Even when patients had an exam room, nearly all of the doctors said they at least occasionally altered how they gathered medical histories or conducted physical exams when a friend or family member was present. While most physicians said patient gender wasn’t a factor, doctors were more likely to change how they did medical histories and exams for female patients, the study also found.

Only 26% of doctors said taking an abbreviated medical history had not led them to fail to diagnose a social issue like suicidal thinking or elder abuse, while 54% said changes in a physical exam due to lack of privacy had not caused them to miss such issues. But more than one-third of doctors said they had missed cases of domestic violence under these circumstances, while about 12% had overlooked instances of child abuse.

The study wasn’t a controlled experiment designed to prove whether or how care in hallways or without privacy might lead to delays or misdiagnosed patients. It also focused only on the opinions of doctors at a medical conference, and results might differ with a broader, nationally representative group of emergency physicians. 

“While an ideal situation would be for patients to have their own private space to talk with their providers, in the emergency department, patients are often seen in crowded and at times high stress situations, and the ability to get a private room may just not be practically feasible,” Chang said. “Patients should recognize that they always have the right to request some space to discuss private matters away from other individuals with their doctor,” Chang added.

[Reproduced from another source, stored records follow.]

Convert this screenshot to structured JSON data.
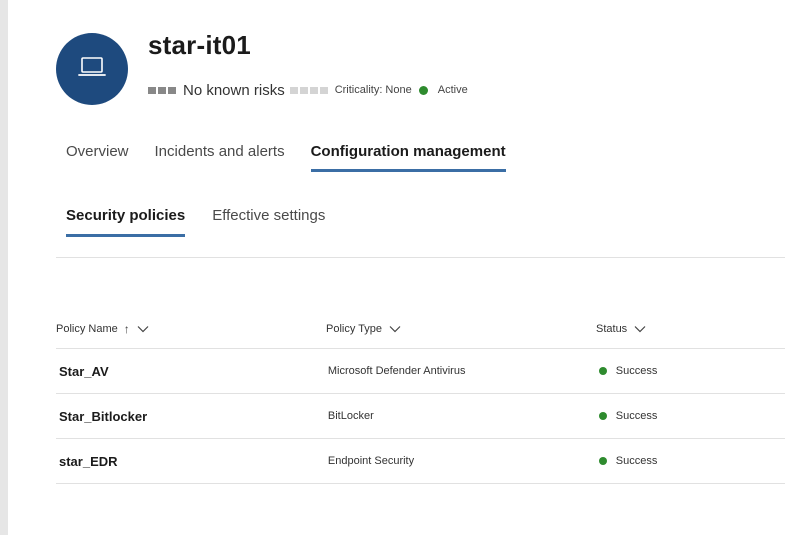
{
  "device": {
    "name": "star-it01",
    "risk_label": "No known risks",
    "criticality_label": "Criticality: None",
    "status_label": "Active",
    "status_color": "#2e8b2e",
    "avatar_color": "#1e4a7e",
    "avatar_icon": "laptop-icon"
  },
  "tabs": [
    {
      "label": "Overview",
      "selected": false
    },
    {
      "label": "Incidents and alerts",
      "selected": false
    },
    {
      "label": "Configuration management",
      "selected": true
    }
  ],
  "subtabs": [
    {
      "label": "Security policies",
      "selected": true
    },
    {
      "label": "Effective settings",
      "selected": false
    }
  ],
  "table": {
    "columns": [
      {
        "label": "Policy Name",
        "sort": "ascending"
      },
      {
        "label": "Policy Type"
      },
      {
        "label": "Status"
      }
    ],
    "rows": [
      {
        "name": "Star_AV",
        "type": "Microsoft Defender Antivirus",
        "status": "Success"
      },
      {
        "name": "Star_Bitlocker",
        "type": "BitLocker",
        "status": "Success"
      },
      {
        "name": "star_EDR",
        "type": "Endpoint Security",
        "status": "Success"
      }
    ]
  },
  "colors": {
    "accent": "#3b6ea5",
    "success": "#2e8b2e"
  }
}
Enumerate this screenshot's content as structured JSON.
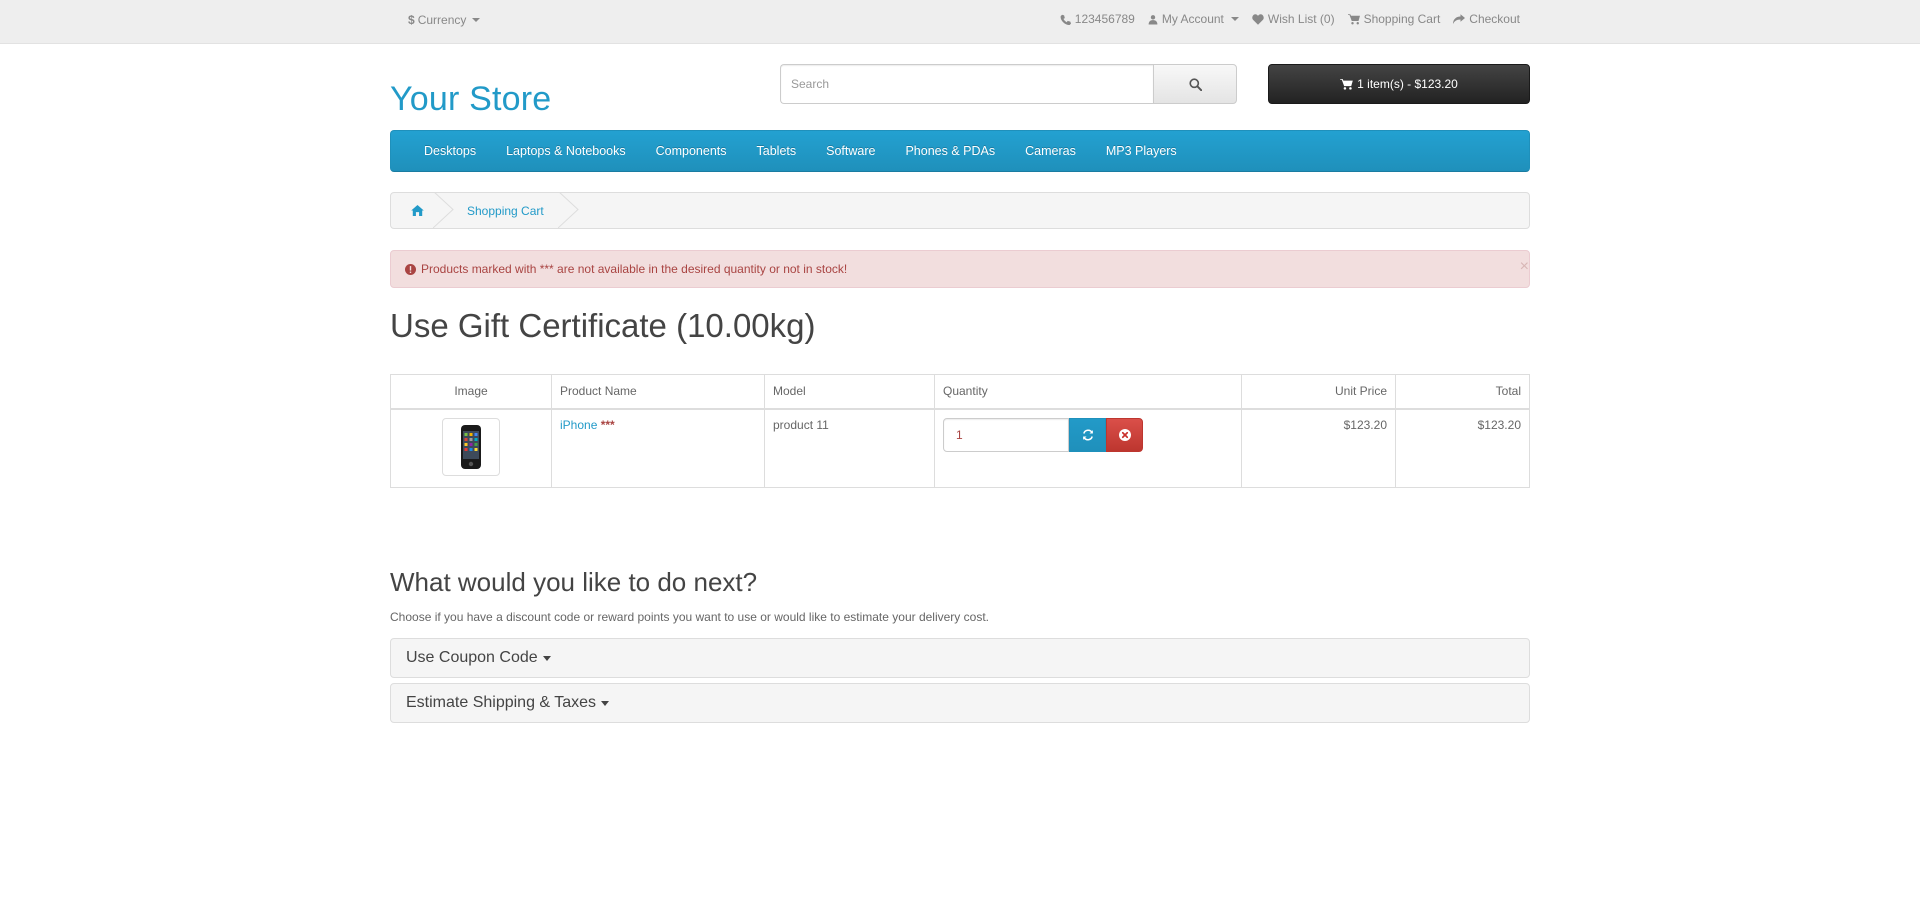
{
  "topbar": {
    "currency_label": "Currency",
    "phone": "123456789",
    "my_account": "My Account",
    "wishlist": "Wish List (0)",
    "shopping_cart": "Shopping Cart",
    "checkout": "Checkout"
  },
  "header": {
    "logo": "Your Store",
    "search_placeholder": "Search",
    "cart_button": "1 item(s) - $123.20"
  },
  "menu": [
    "Desktops",
    "Laptops & Notebooks",
    "Components",
    "Tablets",
    "Software",
    "Phones & PDAs",
    "Cameras",
    "MP3 Players"
  ],
  "breadcrumb": {
    "current": "Shopping Cart"
  },
  "alert": {
    "message": "Products marked with *** are not available in the desired quantity or not in stock!",
    "close": "×"
  },
  "page": {
    "title": "Use Gift Certificate  (10.00kg)"
  },
  "table": {
    "headers": [
      "Image",
      "Product Name",
      "Model",
      "Quantity",
      "Unit Price",
      "Total"
    ],
    "rows": [
      {
        "product_name": "iPhone",
        "stock_flag": "***",
        "model": "product 11",
        "quantity": "1",
        "unit_price": "$123.20",
        "total": "$123.20"
      }
    ]
  },
  "next": {
    "heading": "What would you like to do next?",
    "help": "Choose if you have a discount code or reward points you want to use or would like to estimate your delivery cost.",
    "coupon_panel": "Use Coupon Code",
    "shipping_panel": "Estimate Shipping & Taxes"
  },
  "colors": {
    "accent": "#229ac8",
    "alert_bg": "#f2dede",
    "alert_text": "#a94442",
    "cart_button": "#333333",
    "danger": "#da4f49"
  }
}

Usually they will always get a private room, but most emergency staff will make their best effort to at least temporarily find a place to discuss sensitive topics in a space away from potentially prying ears.